How to complete this task - Pull every line with "програмного" from the entries below.

Supplied material -
——

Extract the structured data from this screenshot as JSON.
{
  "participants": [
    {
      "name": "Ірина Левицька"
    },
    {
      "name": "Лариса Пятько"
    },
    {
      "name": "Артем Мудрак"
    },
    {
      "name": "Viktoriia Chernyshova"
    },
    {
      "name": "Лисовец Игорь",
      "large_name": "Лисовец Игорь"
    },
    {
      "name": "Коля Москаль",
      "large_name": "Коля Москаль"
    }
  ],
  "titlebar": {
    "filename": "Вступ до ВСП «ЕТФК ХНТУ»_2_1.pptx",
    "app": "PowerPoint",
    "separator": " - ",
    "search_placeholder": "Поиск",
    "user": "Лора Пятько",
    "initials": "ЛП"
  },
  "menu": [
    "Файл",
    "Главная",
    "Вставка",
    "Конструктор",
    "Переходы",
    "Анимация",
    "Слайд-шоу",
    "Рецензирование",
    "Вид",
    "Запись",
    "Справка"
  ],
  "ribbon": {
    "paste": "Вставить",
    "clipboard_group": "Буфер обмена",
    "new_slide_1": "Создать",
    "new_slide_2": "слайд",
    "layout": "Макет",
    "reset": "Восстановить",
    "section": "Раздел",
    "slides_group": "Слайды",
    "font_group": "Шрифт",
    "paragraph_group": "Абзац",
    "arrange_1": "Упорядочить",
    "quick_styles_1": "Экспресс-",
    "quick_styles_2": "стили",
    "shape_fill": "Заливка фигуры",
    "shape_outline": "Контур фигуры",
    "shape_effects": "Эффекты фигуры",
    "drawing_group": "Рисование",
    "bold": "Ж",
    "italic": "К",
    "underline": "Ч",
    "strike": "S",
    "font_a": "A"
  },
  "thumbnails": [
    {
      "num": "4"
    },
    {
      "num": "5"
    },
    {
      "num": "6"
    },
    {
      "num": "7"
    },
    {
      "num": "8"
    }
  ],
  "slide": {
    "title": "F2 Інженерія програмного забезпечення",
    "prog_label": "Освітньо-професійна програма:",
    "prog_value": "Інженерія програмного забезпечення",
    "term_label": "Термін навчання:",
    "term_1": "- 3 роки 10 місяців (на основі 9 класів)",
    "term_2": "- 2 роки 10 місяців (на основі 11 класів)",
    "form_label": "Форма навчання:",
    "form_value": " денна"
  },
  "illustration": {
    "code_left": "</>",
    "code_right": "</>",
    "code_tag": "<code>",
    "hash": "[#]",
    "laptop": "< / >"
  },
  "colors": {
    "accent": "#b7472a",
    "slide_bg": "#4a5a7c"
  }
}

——

Output below -
    "title": "F2 Інженерія програмного забезпечення",
    "prog_value": "Інженерія програмного забезпечення",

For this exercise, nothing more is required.